by Gene Hunt
by Kristie Burk
I will never forget my uncle’s reaction when I told him that I was going to major in English at Providence College as an undergrad.
“You won’t get a job with that degree!” he advised. “You should at least minor in business.”
I didn’t minor in business; I actually double majored in English and Secondary Education. Providence College is a liberal arts school where all the students are required to take courses in social science, natural science, philosophy, ethics, theology, mathematics, English and fine arts.
And the good news is that I have been gainfully employed ever since I graduated!

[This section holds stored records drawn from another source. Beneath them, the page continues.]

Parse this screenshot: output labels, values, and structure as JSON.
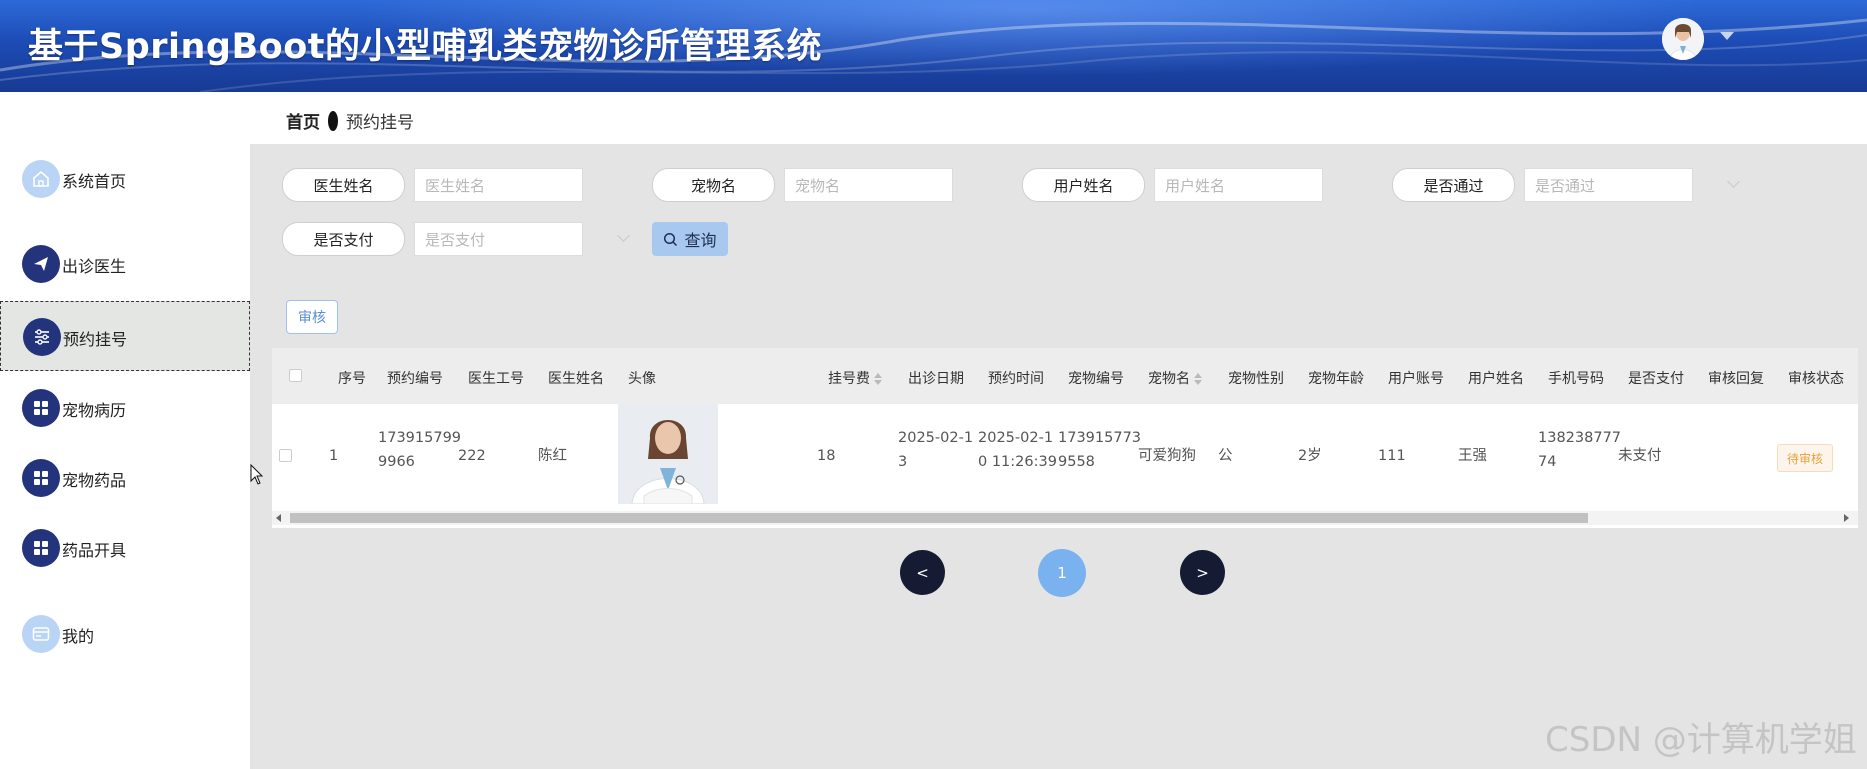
{
  "header": {
    "title": "基于SpringBoot的小型哺乳类宠物诊所管理系统"
  },
  "breadcrumb": {
    "home": "首页",
    "current": "预约挂号"
  },
  "sidebar": {
    "items": [
      {
        "label": "系统首页",
        "icon": "home-icon"
      },
      {
        "label": "出诊医生",
        "icon": "send-icon"
      },
      {
        "label": "预约挂号",
        "icon": "sliders-icon",
        "active": true
      },
      {
        "label": "宠物病历",
        "icon": "grid-icon"
      },
      {
        "label": "宠物药品",
        "icon": "grid-icon"
      },
      {
        "label": "药品开具",
        "icon": "grid-icon"
      },
      {
        "label": "我的",
        "icon": "card-icon"
      }
    ]
  },
  "search": {
    "fields": [
      {
        "label": "医生姓名",
        "placeholder": "医生姓名"
      },
      {
        "label": "宠物名",
        "placeholder": "宠物名"
      },
      {
        "label": "用户姓名",
        "placeholder": "用户姓名"
      },
      {
        "label": "是否通过",
        "placeholder": "是否通过"
      },
      {
        "label": "是否支付",
        "placeholder": "是否支付"
      }
    ],
    "query_label": "查询"
  },
  "actions": {
    "review_label": "审核"
  },
  "table": {
    "columns": [
      "序号",
      "预约编号",
      "医生工号",
      "医生姓名",
      "头像",
      "挂号费",
      "出诊日期",
      "预约时间",
      "宠物编号",
      "宠物名",
      "宠物性别",
      "宠物年龄",
      "用户账号",
      "用户姓名",
      "手机号码",
      "是否支付",
      "审核回复",
      "审核状态"
    ],
    "rows": [
      {
        "index": "1",
        "booking_no": "1739157999966",
        "booking_no_l1": "173915799",
        "booking_no_l2": "9966",
        "doctor_id": "222",
        "doctor_name": "陈红",
        "fee": "18",
        "visit_date_l1": "2025-02-1",
        "visit_date_l2": "3",
        "booking_time_l1": "2025-02-1",
        "booking_time_l2": "0 11:26:39",
        "pet_no_l1": "173915773",
        "pet_no_l2": "9558",
        "pet_name": "可爱狗狗",
        "pet_gender": "公",
        "pet_age": "2岁",
        "user_account": "111",
        "user_name": "王强",
        "phone_l1": "138238777",
        "phone_l2": "74",
        "paid": "未支付",
        "review_reply": "",
        "review_status": "待审核"
      }
    ]
  },
  "pagination": {
    "prev": "<",
    "current": "1",
    "next": ">"
  },
  "watermark": "CSDN @计算机学姐"
}
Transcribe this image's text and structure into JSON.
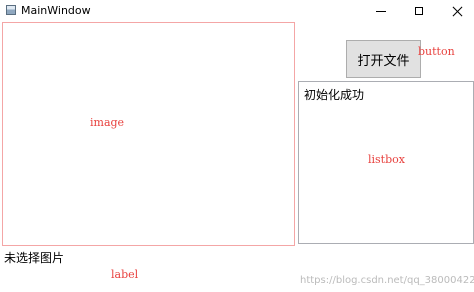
{
  "window": {
    "title": "MainWindow",
    "icon": "window-app-icon",
    "controls": [
      "minimize-icon",
      "maximize-icon",
      "close-icon"
    ]
  },
  "image_area": {
    "hint": "image",
    "border_color": "#f4a6a6"
  },
  "toolbar": {
    "open_file_label": "打开文件",
    "hint": "button"
  },
  "listbox": {
    "items": [
      "初始化成功"
    ],
    "hint": "listbox"
  },
  "status": {
    "label": "未选择图片",
    "hint": "label"
  },
  "watermark": {
    "text": "https://blog.csdn.net/qq_38000422"
  },
  "colors": {
    "hint_text": "#e8423f",
    "button_bg": "#e1e1e1"
  }
}
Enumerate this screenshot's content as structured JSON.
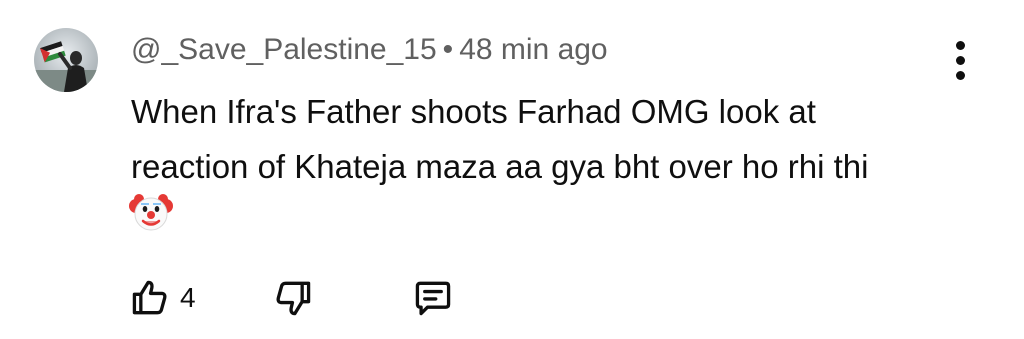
{
  "comment": {
    "author": "@_Save_Palestine_15",
    "separator": "•",
    "time_ago": "48 min ago",
    "text_lines": [
      "When Ifra's Father shoots Farhad OMG look at",
      "reaction of Khateja maza aa gya bht over ho rhi thi"
    ],
    "emoji": "clown-face-icon",
    "like_count": "4"
  },
  "icons": {
    "more": "kebab-menu-icon",
    "like": "thumbs-up-icon",
    "dislike": "thumbs-down-icon",
    "reply": "comment-reply-icon"
  },
  "colors": {
    "text": "#0f0f0f",
    "meta": "#606060",
    "background": "#ffffff"
  }
}
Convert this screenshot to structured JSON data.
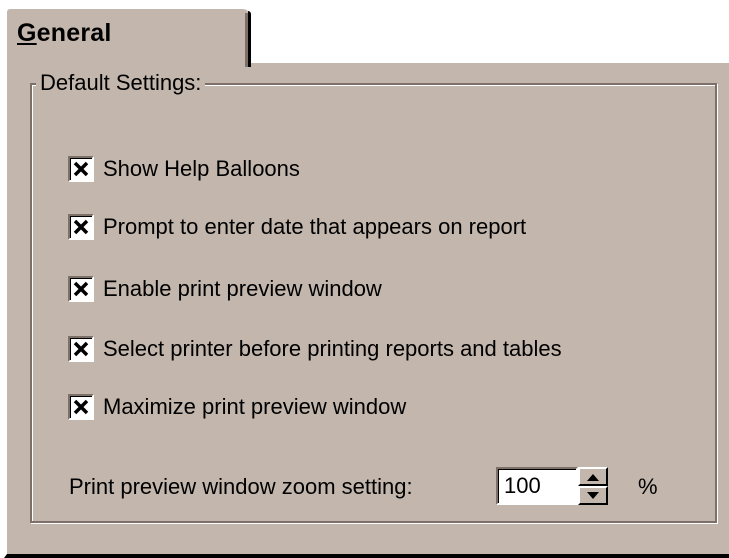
{
  "tab": {
    "label_prefix": "G",
    "label_rest": "eneral"
  },
  "group": {
    "title": "Default Settings:"
  },
  "checkboxes": [
    {
      "label": "Show Help Balloons",
      "checked": true
    },
    {
      "label": "Prompt to enter date that appears on report",
      "checked": true
    },
    {
      "label": "Enable print preview window",
      "checked": true
    },
    {
      "label": "Select printer before printing reports and tables",
      "checked": true
    },
    {
      "label": "Maximize print preview window",
      "checked": true
    }
  ],
  "zoom": {
    "label": "Print preview window zoom setting:",
    "value": "100",
    "unit": "%"
  },
  "colors": {
    "face": "#c2b6ad",
    "shadow": "#7d7068",
    "highlight": "#ffffff"
  }
}
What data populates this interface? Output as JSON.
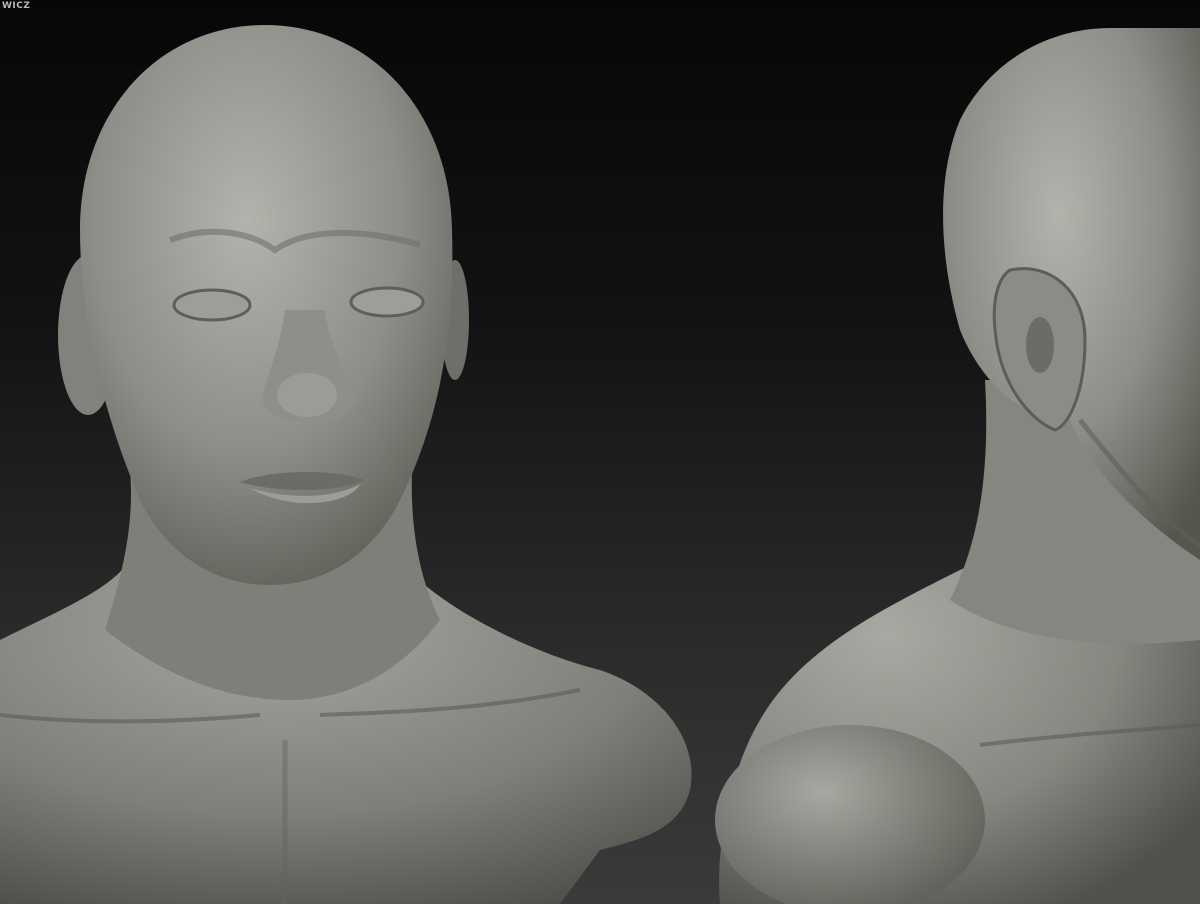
{
  "image": {
    "watermark_text": "WICZ",
    "views": [
      {
        "name": "front-view"
      },
      {
        "name": "three-quarter-side-view"
      }
    ],
    "colors": {
      "background_top": "#070707",
      "background_bottom": "#3a3a3a",
      "clay_light": "#a9aca4",
      "clay_mid": "#7f827b",
      "clay_dark": "#4a4c47"
    }
  }
}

So it was with great interest that I listened to Fareed Zakaria speak at the Schoology Next conference in Chicago in July. His book In Defense of a Liberal Education was part of our “swag” at the conference. (Thank you, Schoology!) In his book, Zakaria argues that we still need a liberal arts education to gain valuable skills, including how to read, how to write, and how to learn, that are applicable to all jobs.
“It’s true that more Americans need technical training, and all Americans need greater scientific literacy. But the drumbeat of talk about skills and jobs has not lured people into engineering and biology—not everyone has the aptitude for science—so much as it has made them nervously forsake the humanities and take courses in business and communications. Many of these students might well have been better off taking a richer, deeper set of courses in subjects they found fascinating—and supplementing it, as we all should, with some basic knowledge of computers and math. In any event, what is clear is that the gap in technical training is not being caused by the small percentage of students who choose four-year degrees in the liberal arts.” – Fareed Zakaria
Some technology companies agree! In fact, an article in Forbes argues that the “‘Useless’ Liberal Arts Degree Has Become Tech’s Hottest Ticket.” Check it out this weekend!